Discovery Conference 2019 Preview: Non-Pharmacological Treatment of Memory Loss

February 18, 2019

Research, Clinical Care, ADRC News

Discovery Conference 2019 Preview

More than Medications: Non-Pharmacological Treatment of Memory Loss  

Without many effective therapeutics for memory loss and dementia, families must often get creative to find solutions beyond the medicine cabinet to manage a loved one’s behavioral changes. Fortunately, evidence shows that a variety of non-pharmacological strategies can meaningfully improve the symptoms of people living with the early symptoms of Alzheimer’s disease and provide ways to adapt or compensate for losses.

At the upcoming 2019 WA Alzheimer’s Discovery Conference, Dr. Kristoffer Rhoads, UW Memory and Brain Wellness Center/ADRC, will discuss non-pharmacological interventions in the presentation ‘More than Medications: Non-Pharmacological Treatment of Memory Loss.’ He will delve into current promising options and explain how they can significantly lower the severity and frequency of behavioral and psychological symptoms in patients with dementia, in a variety of care settings. 

Non-pharmacological interventions can be simple yet profoundly helpful, such as regular aerobic exercise—which has shown to be beneficial for cognition in patients with dementia. They can also take the form of assistive home technologies, such as automatic pill dispensers, cognitive rehabilitation therapy, treatment of cardiovascular disease and diabetes, mindfulness meditation, and social engagement programs, among others.

As a neuropsychologist in the UW Memory and Brain Wellness Center clinic, Dr. Rhoads specializes in the evaluation and treatment of neurodegenerative disorders, with consideration of the unique needs of each individual. He works with patients long after a diagnosis of Alzheimer’s disease, helping them to live well during big life change by developing new social, physical, and creative habits. 

One of his top non-pharmacological recommendations for people living with memory loss is mindfulness meditation. Dr. Rhoads is a leading authority on the benefits of mindfulness meditation in the context of mild cognitive impairment and early-stage dementia. He chooses this strategy because it is grounded in evidence. For example, researchers from the University of Pennsylvania2 have found that participation in an 8-week meditation program improved blood flow to the brain and boosted memory and other thinking abilities for people with mild cognitive impairment (MCI) and early-stage Alzheimer’s disease.

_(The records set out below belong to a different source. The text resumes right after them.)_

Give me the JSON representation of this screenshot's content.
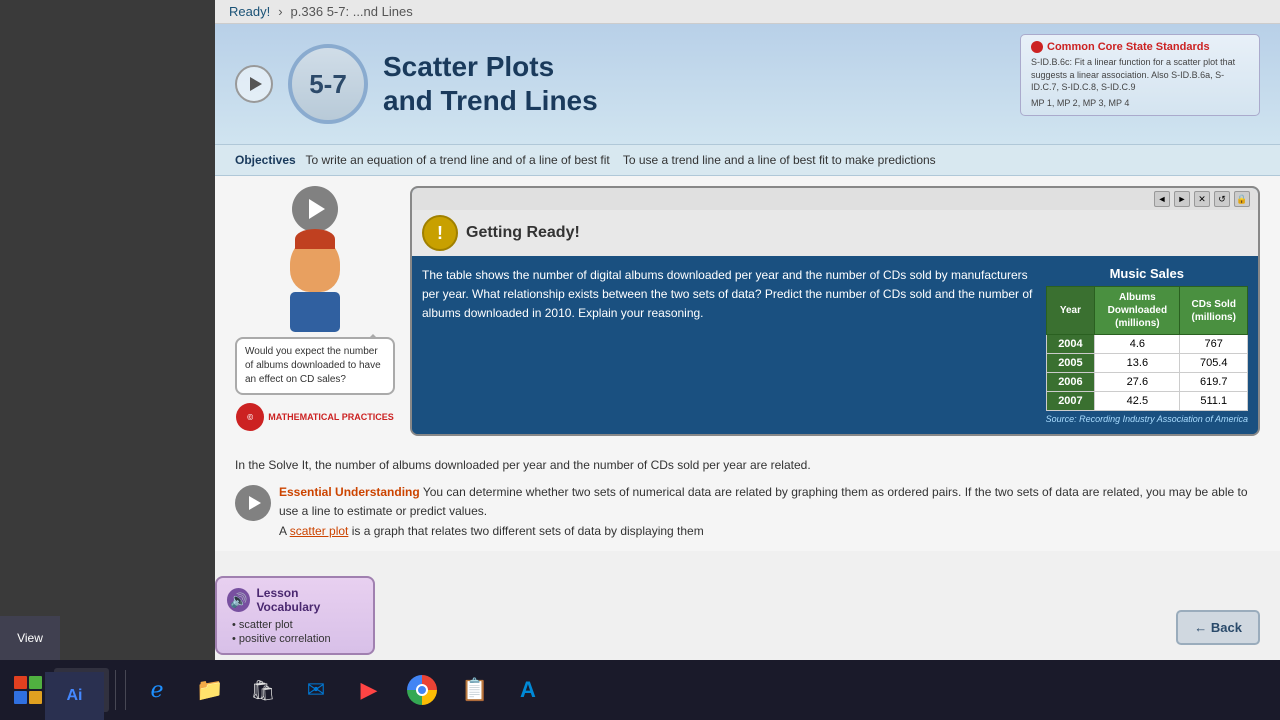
{
  "breadcrumb": {
    "ready": "Ready!",
    "separator": "›",
    "page": "p.336 5-7: ...nd Lines"
  },
  "lesson": {
    "number": "5-7",
    "title_line1": "Scatter Plots",
    "title_line2": "and Trend Lines",
    "play_button_label": "Play",
    "objectives_label": "Objectives",
    "objective1": "To write an equation of a trend line and of a line of best fit",
    "objective2": "To use a trend line and a line of best fit to make predictions"
  },
  "standards": {
    "title": "Common Core State Standards",
    "dot": "●",
    "content": "S-ID.B.6c: Fit a linear function for a scatter plot that suggests a linear association. Also S-ID.B.6a, S-ID.C.7, S-ID.C.8, S-ID.C.9",
    "mp": "MP 1, MP 2, MP 3, MP 4"
  },
  "solve_it": {
    "title": "Getting Ready!",
    "icon_text": "!",
    "text": "The table shows the number of digital albums downloaded per year and the number of CDs sold by manufacturers per year. What relationship exists between the two sets of data? Predict the number of CDs sold and the number of albums downloaded in 2010. Explain your reasoning.",
    "titlebar_controls": [
      "◄",
      "►",
      "✕",
      "↺",
      "🔒"
    ]
  },
  "music_sales": {
    "title": "Music Sales",
    "col1": "Year",
    "col2_line1": "Albums",
    "col2_line2": "Downloaded",
    "col2_line3": "(millions)",
    "col3_line1": "CDs Sold",
    "col3_line2": "(millions)",
    "rows": [
      {
        "year": "2004",
        "albums": "4.6",
        "cds": "767"
      },
      {
        "year": "2005",
        "albums": "13.6",
        "cds": "705.4"
      },
      {
        "year": "2006",
        "albums": "27.6",
        "cds": "619.7"
      },
      {
        "year": "2007",
        "albums": "42.5",
        "cds": "511.1"
      }
    ],
    "source": "Source: Recording Industry Association of America"
  },
  "character": {
    "speech_bubble": "Would you expect the number of albums downloaded to have an effect on CD sales?"
  },
  "bottom": {
    "solve_it_text": "In the Solve It, the number of albums downloaded per year and the number of CDs sold per year are related.",
    "eu_label": "Essential Understanding",
    "eu_text": "You can determine whether two sets of numerical data are related by graphing them as ordered pairs. If the two sets of data are related, you may be able to use a line to estimate or predict values.",
    "scatter_plot_intro": "A scatter plot is a graph that relates two different sets of data by displaying them"
  },
  "vocabulary": {
    "title": "Lesson Vocabulary",
    "items": [
      "• scatter plot",
      "• positive correlation"
    ]
  },
  "back_button": "← Back",
  "taskbar": {
    "view_label": "View",
    "ai_label": "Ai",
    "items": [
      {
        "name": "windows-search",
        "label": ""
      },
      {
        "name": "task-view",
        "label": ""
      },
      {
        "name": "internet-explorer",
        "label": ""
      },
      {
        "name": "file-explorer",
        "label": ""
      },
      {
        "name": "microsoft-store",
        "label": ""
      },
      {
        "name": "mail",
        "label": ""
      },
      {
        "name": "media-player",
        "label": ""
      },
      {
        "name": "chrome",
        "label": ""
      },
      {
        "name": "sticky-notes",
        "label": ""
      },
      {
        "name": "azure",
        "label": ""
      }
    ]
  },
  "math_practices": {
    "label": "MATHEMATICAL PRACTICES"
  }
}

In a study from Harvard3, meditation appears to improve functional connections in the brain and perhaps slow shrinkage of the hippocampus, a structure involved in learning and memory that is harmed by Alzheimer’s disease.

“Mindfulness meditation is about retraining how we respond to our environment, especially when stressed,” says Dr. Rhoads. “It’s valuable for us to have a way to help mediate the stress response to having memory problems, to disengage from the ‘I used to be able to do this and now I can’t do that, to much more of an acceptance of 'this is where I’m at right now, regardless of where I was before’.”

He will also discuss the importance of earlier diagnosis, as it gives patients and their doctors the opportunity to start non-pharmaceutical interventions sooner and derive maximum benefit. As a Chair of the Bree Collaborative Alzheimer’s Disease and Other Dementias Workgroup, Dr. Rhoads helped to form best-practice recommendations focused on improving detection and diagnosis of memory loss in primary care practice.

Joining Dr. Rhoads, Discovery Conference 2019 speakers from the UW Memory and Brain Wellness Center/ Alzheimer’s Disease Research Center include Michael Persenaire, MD (What if It’s Not Alzheimer’s?), Thomas Grabowski, MD, (What’s Happening in Alzheimer’s Research), Marigrace Becker, MSW, (Early-Stage Memory Loss: Empowerment, Encouragement and Support), and Lee Burnside, MD, MBA (A New Vision of Social Citizenship for Communities and People Living with Memory Loss).

 

Sources

2 Newberg et al., (2010). Meditation effects on cognitive function and cerebral blood flow in subjects with memory loss: a preliminary study. J. Alzheimers Dis. 2010. 20, 517–526.

3 Wells et al., Meditation’s impact on default mode network and hippocampus in mild cognitive impairment: a pilot study. Neurosci Lett. 2013 Nov 27;556:15-9